----- SUPPLIED ENTRIES -----

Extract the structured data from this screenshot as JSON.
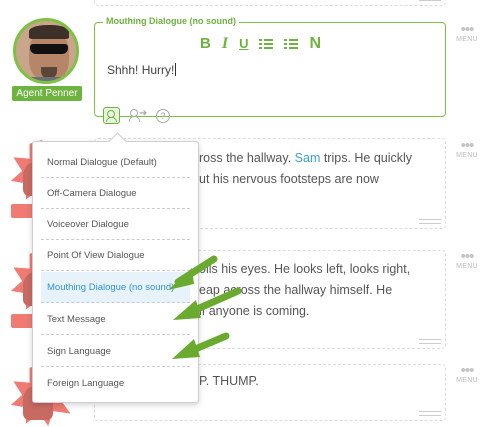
{
  "character": {
    "name": "Agent Penner"
  },
  "dialogue": {
    "title": "Mouthing Dialogue (no sound)",
    "text": "Shhh! Hurry!",
    "toolbar": {
      "bold": "B",
      "italic": "I",
      "underline": "U",
      "normal": "N"
    },
    "help": "?"
  },
  "menu_label": "MENU",
  "blocks": [
    {
      "line1_pre": "ross the hallway. ",
      "line1_name": "Sam",
      "line1_post": " trips. He quickly",
      "line2": "ut his nervous footsteps are now"
    },
    {
      "line1": "olls his eyes. He looks left, looks right,",
      "line2": "eap across the hallway himself. He",
      "line3": "if anyone is coming."
    },
    {
      "line1": "P. THUMP."
    }
  ],
  "dropdown": {
    "items": [
      "Normal Dialogue (Default)",
      "Off-Camera Dialogue",
      "Voiceover Dialogue",
      "Point Of View Dialogue",
      "Mouthing Dialogue (no sound)",
      "Text Message",
      "Sign Language",
      "Foreign Language"
    ],
    "selected_index": 4
  },
  "colors": {
    "accent_green": "#6db33f",
    "link_blue": "#3aa0d8",
    "selected_bg": "#e8f2fb",
    "burst_red": "#ef7b73",
    "arrow_green": "#6aaa2e"
  }
}
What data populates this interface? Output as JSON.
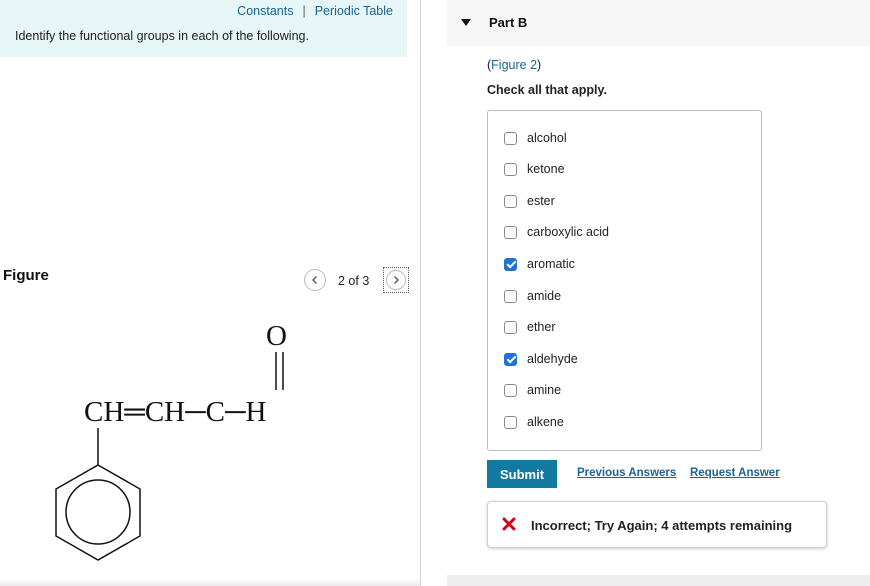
{
  "header": {
    "constants_link": "Constants",
    "separator": "|",
    "periodic_table_link": "Periodic Table",
    "instructions": "Identify the functional groups in each of the following."
  },
  "figure": {
    "label": "Figure",
    "pager": "2 of 3",
    "molecule": {
      "oxygen": "O",
      "carbon": "C",
      "hydrogen": "H",
      "chain": "CH═CH─C─H"
    }
  },
  "part": {
    "title": "Part B",
    "figure_ref_prefix": "(",
    "figure_ref_link": "Figure 2",
    "figure_ref_suffix": ")",
    "instruction": "Check all that apply."
  },
  "options": [
    {
      "label": "alcohol",
      "checked": false
    },
    {
      "label": "ketone",
      "checked": false
    },
    {
      "label": "ester",
      "checked": false
    },
    {
      "label": "carboxylic acid",
      "checked": false
    },
    {
      "label": "aromatic",
      "checked": true
    },
    {
      "label": "amide",
      "checked": false
    },
    {
      "label": "ether",
      "checked": false
    },
    {
      "label": "aldehyde",
      "checked": true
    },
    {
      "label": "amine",
      "checked": false
    },
    {
      "label": "alkene",
      "checked": false
    }
  ],
  "actions": {
    "submit": "Submit",
    "previous_answers": "Previous Answers",
    "request_answer": "Request Answer"
  },
  "feedback": {
    "message": "Incorrect; Try Again; 4 attempts remaining",
    "icon": "x-icon",
    "icon_color": "#d0021b"
  },
  "colors": {
    "accent": "#127aa0",
    "link": "#1a6496",
    "checkbox_checked": "#1f72d4",
    "intro_bg": "#e6f5f5"
  }
}
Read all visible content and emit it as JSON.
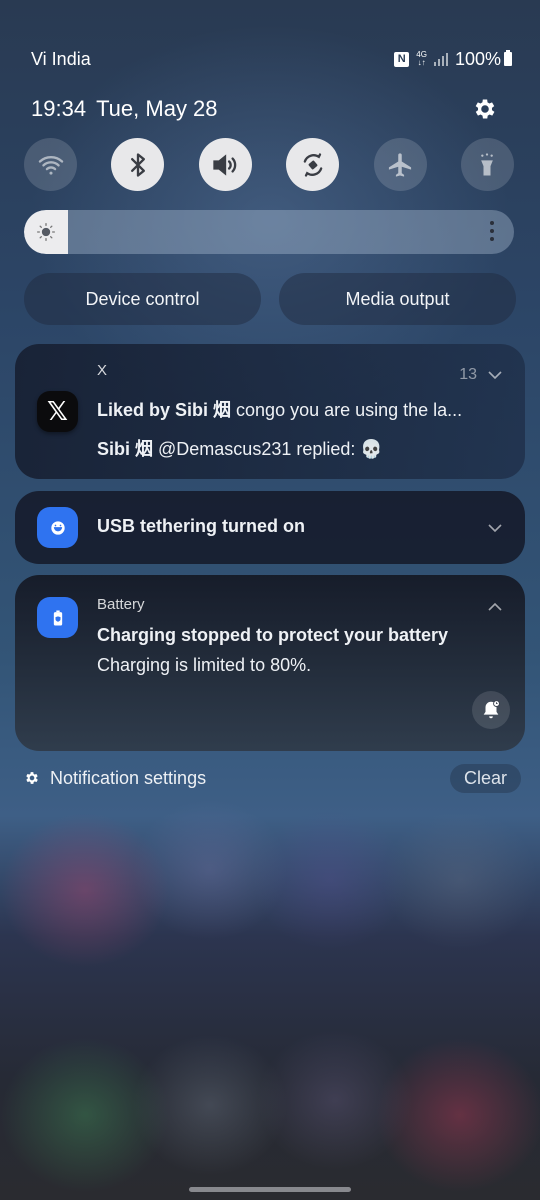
{
  "status_bar": {
    "carrier": "Vi India",
    "nfc_icon": "N",
    "network_type": "4G",
    "battery_percent": "100%"
  },
  "header": {
    "time": "19:34",
    "date": "Tue, May 28"
  },
  "quick_settings": {
    "tiles": [
      {
        "name": "wifi",
        "icon": "wifi-icon",
        "state": "off"
      },
      {
        "name": "bluetooth",
        "icon": "bluetooth-icon",
        "state": "on"
      },
      {
        "name": "sound",
        "icon": "volume-icon",
        "state": "on"
      },
      {
        "name": "auto-rotate",
        "icon": "rotate-icon",
        "state": "on"
      },
      {
        "name": "airplane-mode",
        "icon": "airplane-icon",
        "state": "off"
      },
      {
        "name": "flashlight",
        "icon": "flashlight-icon",
        "state": "off"
      }
    ],
    "brightness_level": 0.04,
    "buttons": {
      "device_control": "Device control",
      "media_output": "Media output"
    }
  },
  "notifications": [
    {
      "app": "X",
      "count": "13",
      "icon_glyph": "𝕏",
      "line1_bold": "Liked by Sibi 烟",
      "line1_text": " congo you are using the la...",
      "line2_bold": "Sibi 烟",
      "line2_text": " @Demascus231 replied: 💀"
    },
    {
      "app": "USB tethering",
      "title": "USB tethering turned on"
    },
    {
      "app": "Battery",
      "title": "Charging stopped to protect your battery",
      "body": "Charging is limited to 80%."
    }
  ],
  "footer": {
    "notification_settings": "Notification settings",
    "clear": "Clear"
  },
  "colors": {
    "accent_blue": "#2f73f0",
    "tile_on": "#e8e8ea"
  }
}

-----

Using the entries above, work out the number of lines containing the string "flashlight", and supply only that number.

2